On Tuesday morning, the French frigate Cassard rescued twelve crewmembers from a sinking asphalt tanker in the Persian Gulf.
Late Tuesday morning, the Cassard was preparing for a refueling operation when she received a distress call from the asphalt tanker Durban Queen. The Queen was located about seven nm away, and the Cassard launched her onboard helicopter to respond. Shortly after the helicopter's arrival, the Durban Queen capsized and sank, leaving 12 Indian crewmembers in the water.
At about 1230 hours, the helicopter aircrew began hoisting the survivors aboard, and it transferred four to a nearby merchant ship. It returned twice more to rescue the remaining eight crewmembers, including some with injuries, and carried them to the Cassard for treatment. All rescue operations were complete by 1340 hours, and all crewmembers were safely retrieved from the water.
The eight survivors aboard the Cassard were later transferred to the cruise ship Sea Princess, which will carry them to shore. The Cassard refueled and continued on to her original destination, Kuwait, where she is scheduled to join the Pearl of the West naval exercise.

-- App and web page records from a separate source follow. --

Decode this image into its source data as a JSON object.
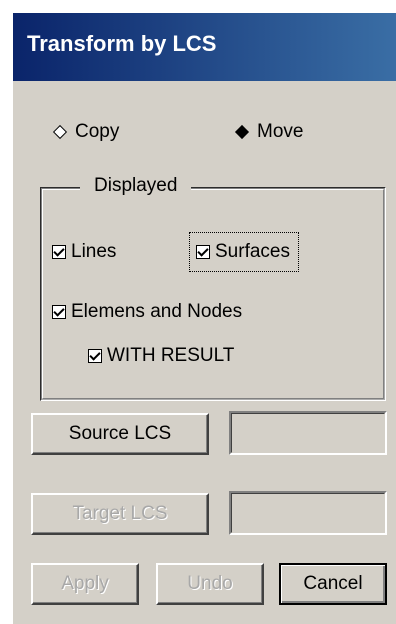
{
  "window": {
    "title": "Transform by LCS"
  },
  "mode": {
    "copy_label": "Copy",
    "move_label": "Move",
    "selected": "Move"
  },
  "displayed": {
    "legend": "Displayed",
    "lines_label": "Lines",
    "surfaces_label": "Surfaces",
    "elements_label": "Elemens and Nodes",
    "with_result_label": "WITH RESULT",
    "lines_checked": true,
    "surfaces_checked": true,
    "elements_checked": true,
    "with_result_checked": true
  },
  "source": {
    "button_label": "Source LCS",
    "value": ""
  },
  "target": {
    "button_label": "Target LCS",
    "value": ""
  },
  "actions": {
    "apply_label": "Apply",
    "undo_label": "Undo",
    "cancel_label": "Cancel"
  }
}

The Durban Queen was a 1983-built asphalt tanker flagged in St. Kitts and Nevis. Her most recent PSC inspection, which occurred in July in Bandar Abbas, found nine deficiencies. These included issues with her main propulsion, auxiliary engines and ventilation system, among other problems.